Mentions: For frontline enforcement at customs or border inspection, we develop a three-step process for identifying the gill rakers of Manta rays. The process involves weeding out specimens at the first step, inspecting whether or not terminal lobes are enlarged and fused. The variegated gills are then abandoned, and the finger-like projections are finally observed at the edge of middle lobes through a loupe (Fig. 3).


DNA barcoding of Mobulid Ray Gill Rakers for Implementing CITES on Elasmobranch in China
A three-step process for identifying the gill rakers of manta rays.
© Copyright Policy - open-access
Related In: Results  -  Collection

License
Show All Figures
getmorefigures.php?uid=PMC5120345&req=5

f3: A three-step process for identifying the gill rakers of manta rays.
Mentions: For frontline enforcement at customs or border inspection, we develop a three-step process for identifying the gill rakers of Manta rays. The process involves weeding out specimens at the first step, inspecting whether or not terminal lobes are enlarged and fused. The variegated gills are then abandoned, and the finger-like projections are finally observed at the edge of middle lobes through a loupe (Fig. 3).

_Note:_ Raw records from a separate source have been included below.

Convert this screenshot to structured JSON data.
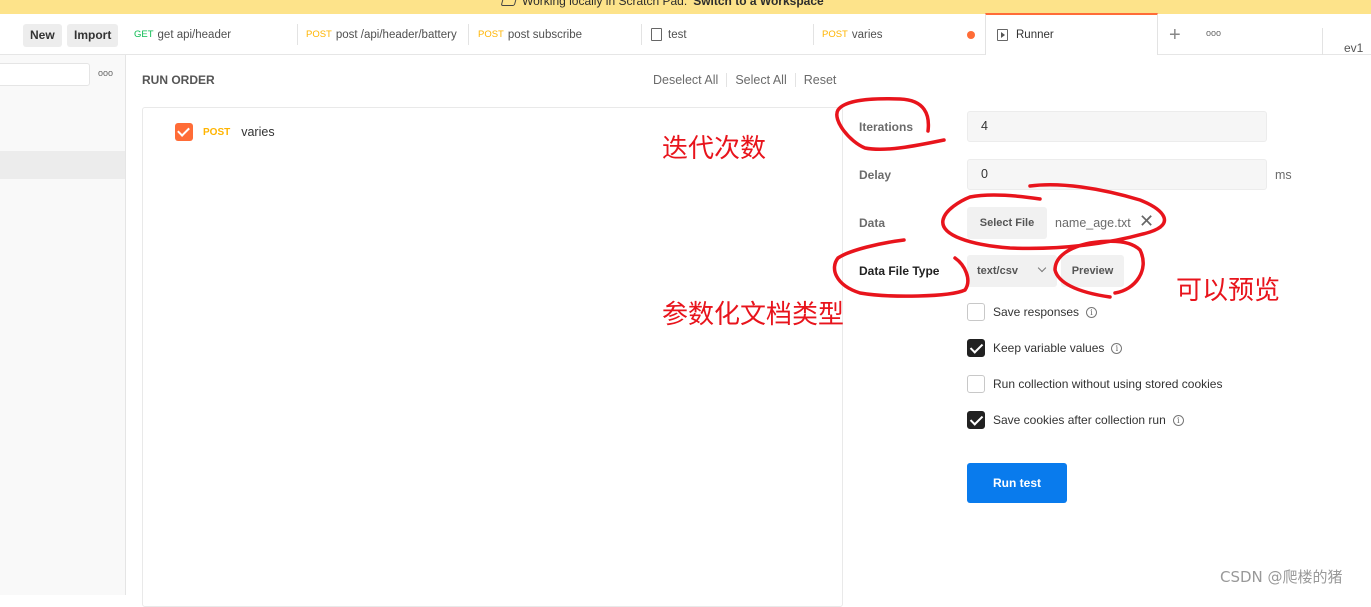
{
  "banner": {
    "text": "Working locally in Scratch Pad.",
    "link": "Switch to a Workspace"
  },
  "toolbar": {
    "new_label": "New",
    "import_label": "Import"
  },
  "tabs": [
    {
      "method": "GET",
      "label": "get api/header"
    },
    {
      "method": "POST",
      "label": "post /api/header/battery"
    },
    {
      "method": "POST",
      "label": "post subscribe"
    },
    {
      "method": "",
      "label": "test",
      "icon": "document-icon"
    },
    {
      "method": "POST",
      "label": "varies",
      "unsaved": true
    },
    {
      "method": "",
      "label": "Runner",
      "icon": "runner-icon",
      "active": true
    }
  ],
  "tab_more": "ooo",
  "environment": "ev1",
  "sidebar": {
    "more": "ooo"
  },
  "runner": {
    "run_order_title": "RUN ORDER",
    "actions": [
      "Deselect All",
      "Select All",
      "Reset"
    ],
    "requests": [
      {
        "method": "POST",
        "name": "varies",
        "checked": true
      }
    ],
    "settings": {
      "iterations_label": "Iterations",
      "iterations_value": "4",
      "delay_label": "Delay",
      "delay_value": "0",
      "delay_unit": "ms",
      "data_label": "Data",
      "select_file_label": "Select File",
      "file_name": "name_age.txt",
      "data_file_type_label": "Data File Type",
      "data_file_type_value": "text/csv",
      "preview_label": "Preview"
    },
    "options": [
      {
        "label": "Save responses",
        "checked": false,
        "info": true
      },
      {
        "label": "Keep variable values",
        "checked": true,
        "info": true
      },
      {
        "label": "Run collection without using stored cookies",
        "checked": false,
        "info": false
      },
      {
        "label": "Save cookies after collection run",
        "checked": true,
        "info": true
      }
    ],
    "run_button": "Run test"
  },
  "annotations": {
    "iterations_note": "迭代次数",
    "file_type_note": "参数化文档类型",
    "preview_note": "可以预览",
    "color": "#e8141c"
  },
  "watermark": "CSDN @爬楼的猪",
  "colors": {
    "accent": "#ff6c37",
    "primary_button": "#097bed",
    "get_method": "#0cbb52",
    "post_method": "#ffb400",
    "banner": "#fde38a"
  }
}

View Article: PubMed Central - PubMed

ABSTRACT

The Convention on International Trade in Endangered Species of Wild Fauna and Flora (CITES) has been counted on for conserving threatened marine fish since it regulates the commercial international trade of these species. Implementation of the international treaty for Mantas included on CITES Appendix II is challenging due to insufficient information on species identification and markets management. To fill the gap in such aspects, we identified five species of Mobulid rays (Mobula spps. and Manta spp) by using COI and NADH2 mtDNA markers in dried ray gill rakers from Chinese markets, namely, Mobula japonica (representing 54.8% of the sample set), M. tarapacana (14.4%), M. kuhlii (13.3%), M. thurstoni (6.4%), along with Manta birostris (11.2%; CITES Appendix II). The utilization and conservation statuses of these species were discussed. Based on combination of DNA barcodes and key morphological characters, we developed a three-step process for identifying the gill rakers of Mobulid rays which has been adopted by frontline enforcement in China. We hope that our work can serve as a foundation and basis to reinforce objectives of international treaties, regulation of consumer-driven markets, regional cooperation, and national fishery management on endangered elasmobranchs in China as well as related countries.

No MeSH data available.